Short Bio

Ellen O’Connor (Ph.D., University of Chicago; M.B.A., University of California, Berkeley) has taught in business schools for over 30 years, including the Graduate School of Business at Stanford; the Haas School of Business at the University of California at Berkeley; and the University of Paris.  At the Haas School and at the McLaren School of Business (University of San Francisco), she received awards for her teaching.

O’Connor’s research has been published in distinguished refereed journals, including Academy of Management Review, Organization Studies, and Journal of Applied Behavioral Science.  She has frequently presented at the annual meeting of the Academy of Management (AOM), the leading association of management scholars and educators.  The AOM has honored her with two Best Paper awards, in management history and in research methods.

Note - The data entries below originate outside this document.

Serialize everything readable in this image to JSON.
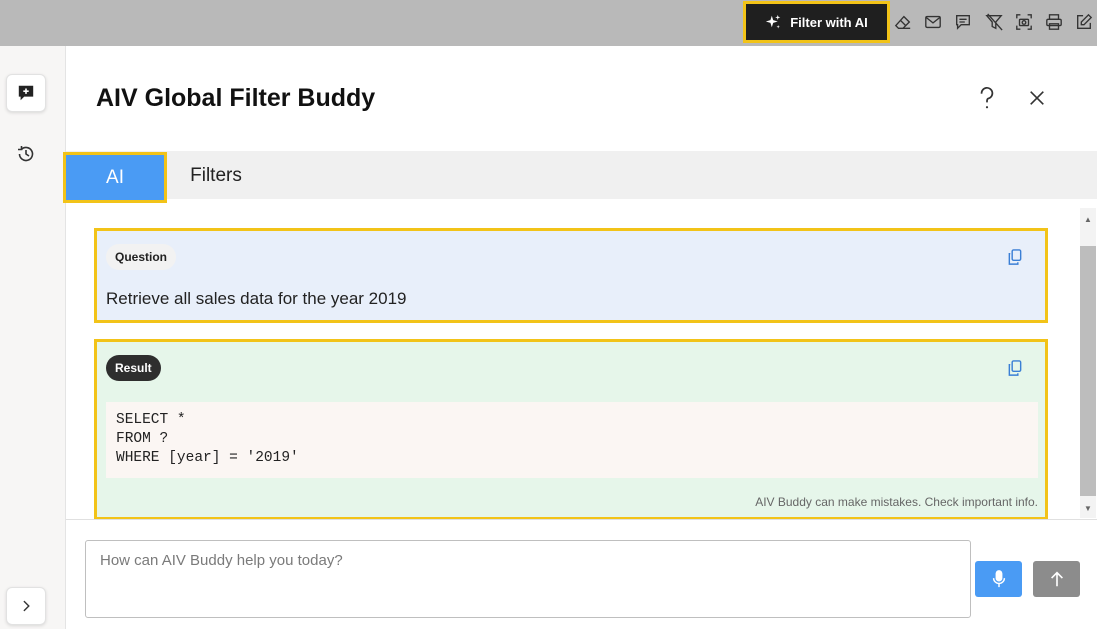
{
  "toolbar": {
    "filter_ai_label": "Filter with AI",
    "icons": [
      "eraser-icon",
      "mail-icon",
      "comment-icon",
      "clear-filter-icon",
      "screenshot-icon",
      "print-icon",
      "edit-icon"
    ]
  },
  "rail": {
    "icons": [
      "new-chat-icon",
      "history-icon",
      "expand-icon"
    ]
  },
  "panel": {
    "title": "AIV Global Filter Buddy",
    "tabs": [
      {
        "label": "AI",
        "active": true
      },
      {
        "label": "Filters",
        "active": false
      }
    ]
  },
  "question": {
    "chip": "Question",
    "text": "Retrieve all sales data for the year 2019"
  },
  "result": {
    "chip": "Result",
    "code": "SELECT *\nFROM ?\nWHERE [year] = '2019'",
    "disclaimer": "AIV Buddy can make mistakes. Check important info."
  },
  "input": {
    "placeholder": "How can AIV Buddy help you today?",
    "value": ""
  },
  "colors": {
    "accent": "#4a9bf4",
    "highlight": "#f2c318",
    "question_bg": "#e8effa",
    "result_bg": "#e6f6ea",
    "toolbar_bg": "#b9b9b9"
  }
}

O’Connor began her academic career in literature.  She then explored how to integrate her literary background with business.  At first, she used literary-critical methods to analyze organizational texts such as speeches and memoranda.  She also taught business writing and public speaking.  She discovered that unlike literary studies in the humanities, business communication must be understood in its social context.  Drawing from the idea of the classics in the humanities, she worked on the analogue in organization studies.  This led to her first major research contribution, an award-winning study of Elton Mayo and the Harvard Business School, then to Follett and Barnard and the contexts in which the very institution of management was founded.  In this work, she discovered that the study of contexts must include not only historical and institutional phenomena and processes but also individual choice and creativity.  She is still exploring the implications of this finding.